It’s been seven months since I arrived in the United Arab Emirates. Getting here was not a problem, other than the long, uncomfortable flights from the US. But for the most part, my trip was trauma-free.
But getting our stuff here…now that was another story.
Packing up to leave Bahrain in June, we looked at the pile of boxes, suitcases, and trunks and marveled at how much stuff there was. Arriving in Bahrain two years earlier, we had one suitcase and two K-Mart plastic footlockers for each of us. Six pieces of luggage had somehow, over the course of two years, morphed into a collection of 32 pieces, fully-packed with our stuff.
We traveled some during the two years in Bahrain, so yes, there were a few souvenirs and other tidbits in those boxes that we hope to take home someday. But really. Where did all this stuff come from?!
Well, wherever it came from, eventually, the stuff made it to our flat in Abu Dhabi. (Read more about that misadventure in another post.) My husband arrived in August and immediately began work, so he only opened the suitcases and boxes that contained his clothes. I came four weeks later and began trying to unpack all of our stuff into a tiny, cramped flat. It was partially furnished so we had a bed and some ancient sofas, but only one wardrobe cabinet and no chests-of-drawers.
Now I ask you, how is any woman with any sort of reasonable clothing wardrobe, supposed to share a single wardrobe cabinet with a man?! And no drawers for undies, socks, and t-shirts?! It was time to get creative! Over the next couple of weeks, I cobbled together clothing storage for the two of us. Since my husband was working and needed clean, pressed shirts, I put his clothes in the wardrobe cabinet with his folded undies, socks, and t-shirts on the top shelf of the cabinet. A free-standing garment rack purchased from the local Mega-Mart would do for the hanging things I would wear most often. Everything else would stay packed in the K-Mart trunks and, stacked two high, the top one could stand in as my chest-of-drawers. It was a viable solution so I went with it.
Gradually the boxes were unpacked and our stuff was put away or it was repacked until such a time as we had a place to put it. Having moved a ridiculous number of times in my life, I’m a relatively organized person about such things. So, while still in Bahrain during the packing phase of the move, I meticulously labelled each box, on the top and on the side, with the general contents so I would know which to unpack first, and which ones could wait. These labels were helpful as I made my way through the boxes.

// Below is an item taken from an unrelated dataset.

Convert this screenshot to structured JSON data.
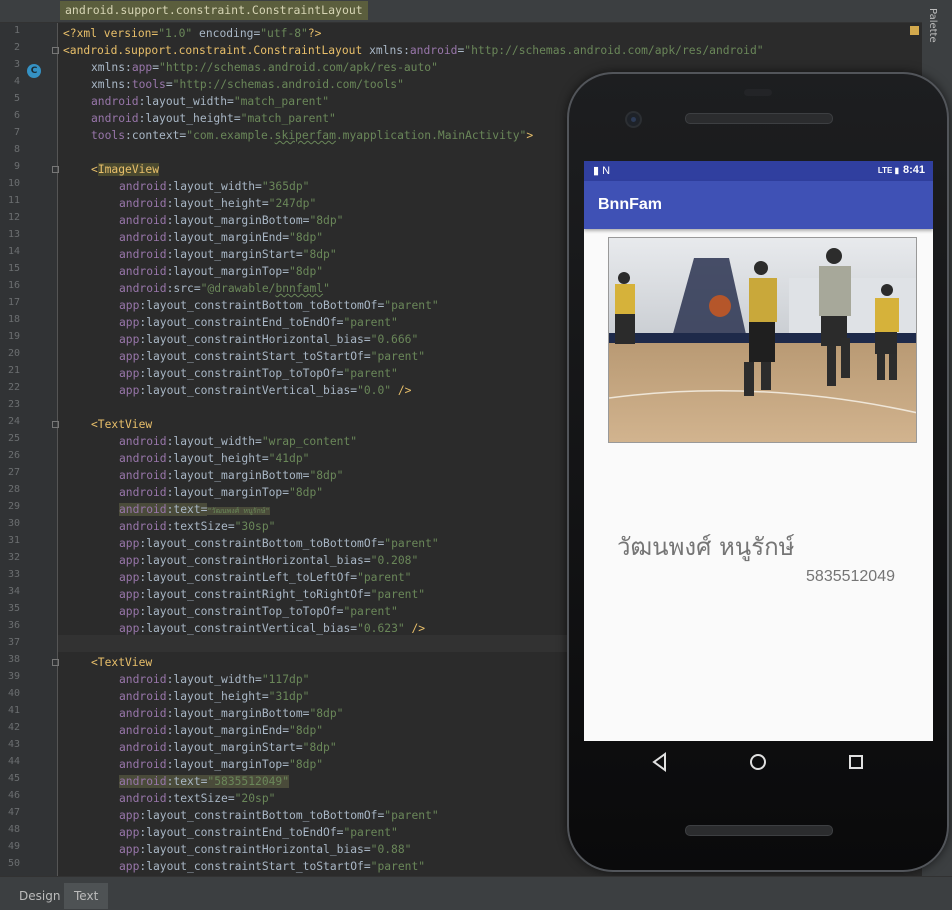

Except for Box 18.
Box 18 had no label. I looked at the packing list created by the movers to see if the contents were described there. No such luck. “Misc. household” was the movers’ assessment of what was in Box 18. Doing my own assessment, I couldn’t imagine what was in it either. Nothing seemed to be missing. I tried to visualize myself packing this box and why I didn’t label it. Nothing. So, having plenty of other boxes WITH labels to deal with, I simply set Box 18 aside.
I want to pause here for a moment and say, for the record, that I love my husband very much. But he is a packrat. A big one. And he’s a piler. Do you know what I mean by that? A piler can’t throw anything away or organize things into useful systems, so they just pile them up. During the last weeks in Bahrain, while I was busily sorting, tossing, packing and labeling our stuff into boxes and trunks, I…ahem…encouraged Indiana Joe to deal with his piles. Most of it was school papers or school-related information and we were not coming back to this school, so I…ahem…encouraged him to toss this stuff. He did manage to do some of his own packing of his personal things, but on moving day, he was still walking around with assorted non-packed items in his hands, wondering if there was a box the things could go into. Nevertheless, the boxes were packed, loaded, and eventually delivered.
We’ve settled in here fairly comfortably. Using the local swap-and-shop, we replaced the worn-out 1960’s-era plaid sofas with another used set that’s easier on the eyes…and buttocks. We found a nice rug around which to arrange this seating, and visited IKEA for a simple shelf unit and some lamps. The place is at least comfortable now, if still very small. The boxes that are still packed have been identified for later and stacked neatly out of the way. Everything accounted for…except Box 18.
So last week, I decided to finally find out what was in Box 18.
Opening it up, I found it filled with papers. Standard A4 printer papers mostly. Box 18 contained the large piles of papers my husband had sorted and discarded…but never actually put into the trash bin back in Bahrain. The movers, anxious to just get everything in boxes, threw these piles of papers into a box and sealed it up.
So, our moving expenses included bringing with us an entire box of last year’s trash from Bahrain. Huh.
Now that’s some stuff!